> _Dataset content_:
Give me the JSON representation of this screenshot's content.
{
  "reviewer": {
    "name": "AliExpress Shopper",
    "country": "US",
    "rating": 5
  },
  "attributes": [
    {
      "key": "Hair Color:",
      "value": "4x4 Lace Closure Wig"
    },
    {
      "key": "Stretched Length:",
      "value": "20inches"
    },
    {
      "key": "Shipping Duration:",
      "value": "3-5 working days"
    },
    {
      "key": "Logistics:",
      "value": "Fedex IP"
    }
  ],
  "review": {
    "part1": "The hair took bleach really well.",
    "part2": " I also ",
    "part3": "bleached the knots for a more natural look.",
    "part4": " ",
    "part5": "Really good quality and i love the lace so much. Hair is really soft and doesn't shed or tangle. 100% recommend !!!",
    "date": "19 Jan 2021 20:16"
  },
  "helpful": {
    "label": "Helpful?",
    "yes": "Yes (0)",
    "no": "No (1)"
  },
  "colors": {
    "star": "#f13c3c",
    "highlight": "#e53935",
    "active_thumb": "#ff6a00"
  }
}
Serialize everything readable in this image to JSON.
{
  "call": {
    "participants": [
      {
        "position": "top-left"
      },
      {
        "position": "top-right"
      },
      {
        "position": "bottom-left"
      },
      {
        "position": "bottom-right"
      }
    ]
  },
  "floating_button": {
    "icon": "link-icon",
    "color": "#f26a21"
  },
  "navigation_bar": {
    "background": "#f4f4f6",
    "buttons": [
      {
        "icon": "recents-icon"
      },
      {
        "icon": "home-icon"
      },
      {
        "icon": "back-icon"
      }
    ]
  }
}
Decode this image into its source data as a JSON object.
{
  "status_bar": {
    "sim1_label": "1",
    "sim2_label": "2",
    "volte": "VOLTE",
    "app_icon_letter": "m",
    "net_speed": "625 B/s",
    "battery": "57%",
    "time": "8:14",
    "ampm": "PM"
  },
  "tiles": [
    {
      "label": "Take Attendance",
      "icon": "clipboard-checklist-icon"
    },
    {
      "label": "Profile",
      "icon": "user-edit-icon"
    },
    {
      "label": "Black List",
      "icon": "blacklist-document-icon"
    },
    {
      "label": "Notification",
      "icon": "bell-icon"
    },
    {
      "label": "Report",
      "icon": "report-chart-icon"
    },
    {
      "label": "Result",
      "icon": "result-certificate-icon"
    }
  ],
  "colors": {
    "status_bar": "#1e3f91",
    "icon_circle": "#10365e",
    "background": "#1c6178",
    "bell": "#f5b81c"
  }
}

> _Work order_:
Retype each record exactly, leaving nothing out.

> _Answer to the problem_:
Give me the JSON representation of this screenshot's content.
{
  "reviewer": {
    "name": "AliExpress Shopper",
    "country": "US",
    "rating": 5
  },
  "attributes": [
    {
      "key": "Hair Color:",
      "value": "4x4 Lace Closure Wig"
    },
    {
      "key": "Stretched Length:",
      "value": "20inches"
    },
    {
      "key": "Shipping Duration:",
      "value": "3-5 working days"
    },
    {
      "key": "Logistics:",
      "value": "Fedex IP"
    }
  ],
  "review": {
    "part1": "The hair took bleach really well.",
    "part2": " I also ",
    "part3": "bleached the knots for a more natural look.",
    "part4": " ",
    "part5": "Really good quality and i love the lace so much. Hair is really soft and doesn't shed or tangle. 100% recommend !!!",
    "date": "19 Jan 2021 20:16"
  },
  "helpful": {
    "label": "Helpful?",
    "yes": "Yes (0)",
    "no": "No (1)"
  },
  "colors": {
    "star": "#f13c3c",
    "highlight": "#e53935",
    "active_thumb": "#ff6a00"
  }
}
Serialize everything readable in this image to JSON.
{
  "call": {
    "participants": [
      {
        "position": "top-left"
      },
      {
        "position": "top-right"
      },
      {
        "position": "bottom-left"
      },
      {
        "position": "bottom-right"
      }
    ]
  },
  "floating_button": {
    "icon": "link-icon",
    "color": "#f26a21"
  },
  "navigation_bar": {
    "background": "#f4f4f6",
    "buttons": [
      {
        "icon": "recents-icon"
      },
      {
        "icon": "home-icon"
      },
      {
        "icon": "back-icon"
      }
    ]
  }
}
Decode this image into its source data as a JSON object.
{
  "status_bar": {
    "sim1_label": "1",
    "sim2_label": "2",
    "volte": "VOLTE",
    "app_icon_letter": "m",
    "net_speed": "625 B/s",
    "battery": "57%",
    "time": "8:14",
    "ampm": "PM"
  },
  "tiles": [
    {
      "label": "Take Attendance",
      "icon": "clipboard-checklist-icon"
    },
    {
      "label": "Profile",
      "icon": "user-edit-icon"
    },
    {
      "label": "Black List",
      "icon": "blacklist-document-icon"
    },
    {
      "label": "Notification",
      "icon": "bell-icon"
    },
    {
      "label": "Report",
      "icon": "report-chart-icon"
    },
    {
      "label": "Result",
      "icon": "result-certificate-icon"
    }
  ],
  "colors": {
    "status_bar": "#1e3f91",
    "icon_circle": "#10365e",
    "background": "#1c6178",
    "bell": "#f5b81c"
  }
}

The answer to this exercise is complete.